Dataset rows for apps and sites
_ _ _ _
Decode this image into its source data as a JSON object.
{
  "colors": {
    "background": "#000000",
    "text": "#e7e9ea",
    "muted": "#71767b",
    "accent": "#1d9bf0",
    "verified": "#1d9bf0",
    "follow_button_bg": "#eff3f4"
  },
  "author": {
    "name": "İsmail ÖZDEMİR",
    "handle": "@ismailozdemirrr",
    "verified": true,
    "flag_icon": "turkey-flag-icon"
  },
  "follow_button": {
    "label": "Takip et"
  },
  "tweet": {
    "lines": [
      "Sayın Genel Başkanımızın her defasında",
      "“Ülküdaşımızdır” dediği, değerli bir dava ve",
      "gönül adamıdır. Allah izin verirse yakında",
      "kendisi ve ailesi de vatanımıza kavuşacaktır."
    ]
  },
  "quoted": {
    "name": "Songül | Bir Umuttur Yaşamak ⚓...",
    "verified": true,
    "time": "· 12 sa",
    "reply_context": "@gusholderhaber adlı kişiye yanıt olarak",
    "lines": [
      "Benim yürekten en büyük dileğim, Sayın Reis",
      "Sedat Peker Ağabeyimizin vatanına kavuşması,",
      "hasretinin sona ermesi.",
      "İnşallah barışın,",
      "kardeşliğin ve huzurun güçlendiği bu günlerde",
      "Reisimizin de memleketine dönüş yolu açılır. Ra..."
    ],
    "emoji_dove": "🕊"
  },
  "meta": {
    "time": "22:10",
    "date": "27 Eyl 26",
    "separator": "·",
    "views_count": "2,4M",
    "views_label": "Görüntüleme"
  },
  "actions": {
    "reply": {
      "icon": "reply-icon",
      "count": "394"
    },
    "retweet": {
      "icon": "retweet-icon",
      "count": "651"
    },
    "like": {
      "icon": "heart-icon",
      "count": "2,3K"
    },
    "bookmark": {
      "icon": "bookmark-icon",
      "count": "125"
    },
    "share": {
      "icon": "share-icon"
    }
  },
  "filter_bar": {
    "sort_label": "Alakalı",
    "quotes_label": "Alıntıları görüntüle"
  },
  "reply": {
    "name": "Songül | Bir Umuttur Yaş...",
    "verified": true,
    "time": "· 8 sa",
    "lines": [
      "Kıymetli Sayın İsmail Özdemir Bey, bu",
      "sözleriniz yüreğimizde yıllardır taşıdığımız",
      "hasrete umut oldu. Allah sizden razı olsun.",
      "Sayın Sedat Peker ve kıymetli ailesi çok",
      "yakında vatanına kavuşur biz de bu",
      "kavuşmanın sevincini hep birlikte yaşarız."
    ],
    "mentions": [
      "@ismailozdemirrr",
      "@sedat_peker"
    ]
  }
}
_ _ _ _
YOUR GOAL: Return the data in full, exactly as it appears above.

RESPONSE TO THIS EXERCISE:
Decode this image into its source data as a JSON object.
{
  "colors": {
    "background": "#000000",
    "text": "#e7e9ea",
    "muted": "#71767b",
    "accent": "#1d9bf0",
    "verified": "#1d9bf0",
    "follow_button_bg": "#eff3f4"
  },
  "author": {
    "name": "İsmail ÖZDEMİR",
    "handle": "@ismailozdemirrr",
    "verified": true,
    "flag_icon": "turkey-flag-icon"
  },
  "follow_button": {
    "label": "Takip et"
  },
  "tweet": {
    "lines": [
      "Sayın Genel Başkanımızın her defasında",
      "“Ülküdaşımızdır” dediği, değerli bir dava ve",
      "gönül adamıdır. Allah izin verirse yakında",
      "kendisi ve ailesi de vatanımıza kavuşacaktır."
    ]
  },
  "quoted": {
    "name": "Songül | Bir Umuttur Yaşamak ⚓...",
    "verified": true,
    "time": "· 12 sa",
    "reply_context": "@gusholderhaber adlı kişiye yanıt olarak",
    "lines": [
      "Benim yürekten en büyük dileğim, Sayın Reis",
      "Sedat Peker Ağabeyimizin vatanına kavuşması,",
      "hasretinin sona ermesi.",
      "İnşallah barışın,",
      "kardeşliğin ve huzurun güçlendiği bu günlerde",
      "Reisimizin de memleketine dönüş yolu açılır. Ra..."
    ],
    "emoji_dove": "🕊"
  },
  "meta": {
    "time": "22:10",
    "date": "27 Eyl 26",
    "separator": "·",
    "views_count": "2,4M",
    "views_label": "Görüntüleme"
  },
  "actions": {
    "reply": {
      "icon": "reply-icon",
      "count": "394"
    },
    "retweet": {
      "icon": "retweet-icon",
      "count": "651"
    },
    "like": {
      "icon": "heart-icon",
      "count": "2,3K"
    },
    "bookmark": {
      "icon": "bookmark-icon",
      "count": "125"
    },
    "share": {
      "icon": "share-icon"
    }
  },
  "filter_bar": {
    "sort_label": "Alakalı",
    "quotes_label": "Alıntıları görüntüle"
  },
  "reply": {
    "name": "Songül | Bir Umuttur Yaş...",
    "verified": true,
    "time": "· 8 sa",
    "lines": [
      "Kıymetli Sayın İsmail Özdemir Bey, bu",
      "sözleriniz yüreğimizde yıllardır taşıdığımız",
      "hasrete umut oldu. Allah sizden razı olsun.",
      "Sayın Sedat Peker ve kıymetli ailesi çok",
      "yakında vatanına kavuşur biz de bu",
      "kavuşmanın sevincini hep birlikte yaşarız."
    ],
    "mentions": [
      "@ismailozdemirrr",
      "@sedat_peker"
    ]
  }
}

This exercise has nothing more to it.